The multi-line text input field accepts any text input and allows many lines of input and keyboard-returns for line breaks. In most browsers, an internal scrollbar appears if the input is too long for the visible area. Some browsers allow the user to resize these fields.
This field is a good candidate for longer input without restriction.
By default, the select field is in a closed state where the options cannot be seen. When toggled open, it a list of options for the user to choose between. The user is limited to a single choice.
The select field is a good choice when the user must select between mutually-exclusive options and the list isn't especially long. Because the options aren't visible when the select is closed, it isn't the best choice when the options are important or need absolute clarity.
Select Dropdown with Grouped Options
This is the same as the select field above, except the options in the dropdown are organized into groups under headings.
The multi-select is similar to a normal select, but the user can select as many options as desired, and the choices aren't hidden behind a dropdown.
To select more than one option, the user must hold shift while click on options.
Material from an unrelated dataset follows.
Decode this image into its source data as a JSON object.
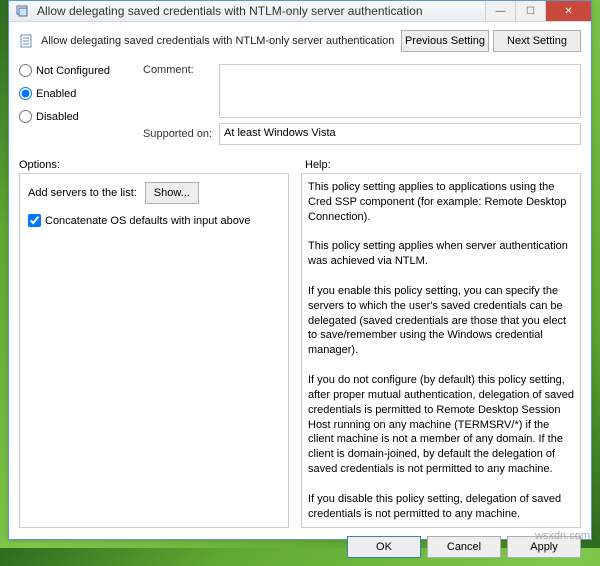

Because this behavior is less obvious, this field type is often avoided.
The auto-complete field looks like a normal text field, but it is associated with a list of options. As the user types, the field suggests matching options. The user is also able to type in a completely custom value.
This is a good choice for inputs where there is an especially large number of options, so the user doesn't have to scroll to find the desired value.
A checkbox is essentially a binary input: it is either checked or it isn't. For this reason, it is often used for situations where the user must indicate a yes or no value, such as opting in to notifications or acknowleding agreement.
Checkboxes are often grouped, which allows many options to be selected. This is good for situations where a user might want to indicate multiple choices or preferences.
Radio buttons are associated with a series of mutually-exclusive options; the user may only select one. Unlike the select field, all of the options are shown on the page without the need to toggle open a dropdown.
Radio buttons are good for situations in which users must choose one of several options and those options need to be more easily readable than a selct field allows.
The purpose of a button is to trigger an action. Actions may include, submitting a form, saving work, canceling an action, or triggering an interaction.
The range slider field allows the user to select a value along a spectrum of values with a minimum and a maximum allowed value.
The allowed values along the range can be restricted to increments if desired.
This field is a good choice for sutuations where there is a linear spectrum of choices between a min and a max value.
Date, Time, and Date/Time
Date, time, and date/time fields allow the user to choose a point in time. Most browsers offer built-in UI for making the selection, but the specifics can vary significantly.
The color picker field allows the user to choose a specific color value. Most browsers offer built-in UI for this field, but the specifics can vary significantly.
The file uploader field allows the user to select a local file for upload when the form is submitted. Usually, this takes the form of a file selection button and the name of the file queued to upload, if any.
These fields can be set to restrict what type of file they will accept or a maximum allowed file size.